Lawyers, college students, and engineers come to the meetings to improve their skills and talk to native speakers. I’ve had conversations about the oldest age to get married (my language partner thought it was 25, I thought she was crazy), and where to find the best Vietnamese soups.
Expat Facebook groups are a useful resource too, but I found those to be hit or miss. The people in these groups are nice but on a different wavelength. A friend who is a full-time digital nomad compared it to, “Thailand, but like, ten years ago.”
Eastern vs. Western Ukraine Safety
There is still an active military conflict in Eastern Ukraine. It goes without saying that you should avoid that part of the country. Western Ukraine however, is safe and bouncing back with new restaurants and attractions for travelers. Lviv is where you will find old world charm. A Polish-ruled city at one point, it’s my second favorite place in the country.

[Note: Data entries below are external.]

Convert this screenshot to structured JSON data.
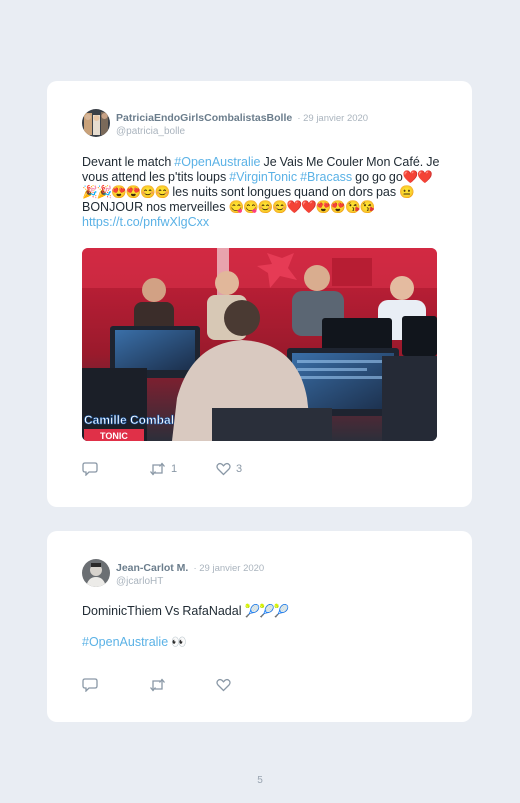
{
  "tweets": [
    {
      "author_name": "PatriciaEndoGirlsCombalistasBolle",
      "date": "· 29 janvier 2020",
      "handle": "@patricia_bolle",
      "text_parts": {
        "p1": "Devant le match ",
        "h1": "#OpenAustralie",
        "p2": " Je Vais Me Couler Mon Café. Je vous attend les p'tits loups ",
        "h2": "#VirginTonic",
        "p3": " ",
        "h3": "#Bracass",
        "p4": " go go go",
        "e1": "❤️❤️🎉🎉😍😍😊😊",
        "p5": " les nuits sont longues quand on dors pas ",
        "e2": "😐",
        "p6": " BONJOUR nos merveilles ",
        "e3": "😋😋😊😊❤️❤️😍😍😘",
        "e4": "😘",
        "p7": " ",
        "link": "https://t.co/pnfwXlgCxx"
      },
      "image_caption": "Camille Combal",
      "image_caption_2": "TONIC",
      "reply_count": "",
      "retweet_count": "1",
      "like_count": "3"
    },
    {
      "author_name": "Jean-Carlot M.",
      "date": "· 29 janvier 2020",
      "handle": "@jcarloHT",
      "line1": "DominicThiem Vs RafaNadal ",
      "line1_emoji": "🎾🎾🎾",
      "line2_hashtag": "#OpenAustralie",
      "line2_emoji": " 👀",
      "reply_count": "",
      "retweet_count": "",
      "like_count": ""
    }
  ],
  "page_number": "5",
  "colors": {
    "background": "#e9edf3",
    "card": "#ffffff",
    "hashtag": "#5bb2e6",
    "muted": "#aab4be",
    "icon": "#8a98a6"
  },
  "icons": {
    "reply": "reply-icon",
    "retweet": "retweet-icon",
    "like": "heart-icon"
  }
}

Odessa is the first, but I am biased :). In Odessa, has beautiful beaches that I covered in a guest post for Travel on the Brain, French architecture, international cuisine, and charming little courtyards. Free art openings are almost a weekly occurrence if you check Facebook events or the Afisha (events page). It is a tourist-heavy city, so if you stay in the city center and follow common sense, you will be fine.
Odessa Beach Safety
I only heard of this happening once during my three months in Ukraine, but it’s still worth mentioning. Whether you are a male or female solo traveler in Ukraine, DO NOT under any circumstances take drinks from people you don’t know.
If a friendly stranger sees you on the beach alone, and offers you a drink, smile and politely say “no, thank you.” This is a scam. Same if you brought a bottle of wine and someone asks to share. Don’t feel bad about being rude, always follow your instincts. Ukrainians are very warm but only once they get to know you. If someone is being overly nice in the first five seconds of your meeting, I consider it a red flag.
Despite the occasional scams, Odessa is a city that's full of art and culture. The annual Odessa International Film Festival draws crowds of expats and cultured travelers from all over the world.
Safe Buses and Overnight Trains
Luxury or VIP transport in Ukraine is still very cheap by European and U.S. standards. A $12 Autolux bus will get you from Odessa to Kiev in 7 hours. Lean back in the cushy chair, and get lost in the Instagram feed thanks to the free onboard Wi-Fi.
A dirt cheap Soviet-era bus will probably get you an hours-long bus ride with no bathroom and bad shocks. If you’re so committed to an authentic Ukrainian experience that you want to take the cheaper bus, be my guest.
I found out the hard way that cheap train tickets in Ukraine might mean a less...private... accommodation. The GD Vokzal train website offers an affordable ticket option called platzkart. As a budget-conscious traveler, I bought platzkart tickets for a friend and me. They were 7 dollars each for an overnight trip to Lviv.
They were also in a completely open car with no walls, no doors, and no privacy. We gave the conductor a “tip” to ride in his private cabin, and it was money well spent. On the way back, our second class overnight car was lovely and clean. My cabin companions kept trying to feed me tangerines and cookies.
In many ways, visiting Ukraine is no different than going to any new country. Stay vigilant, do your research, follow your instincts, and you will be fine.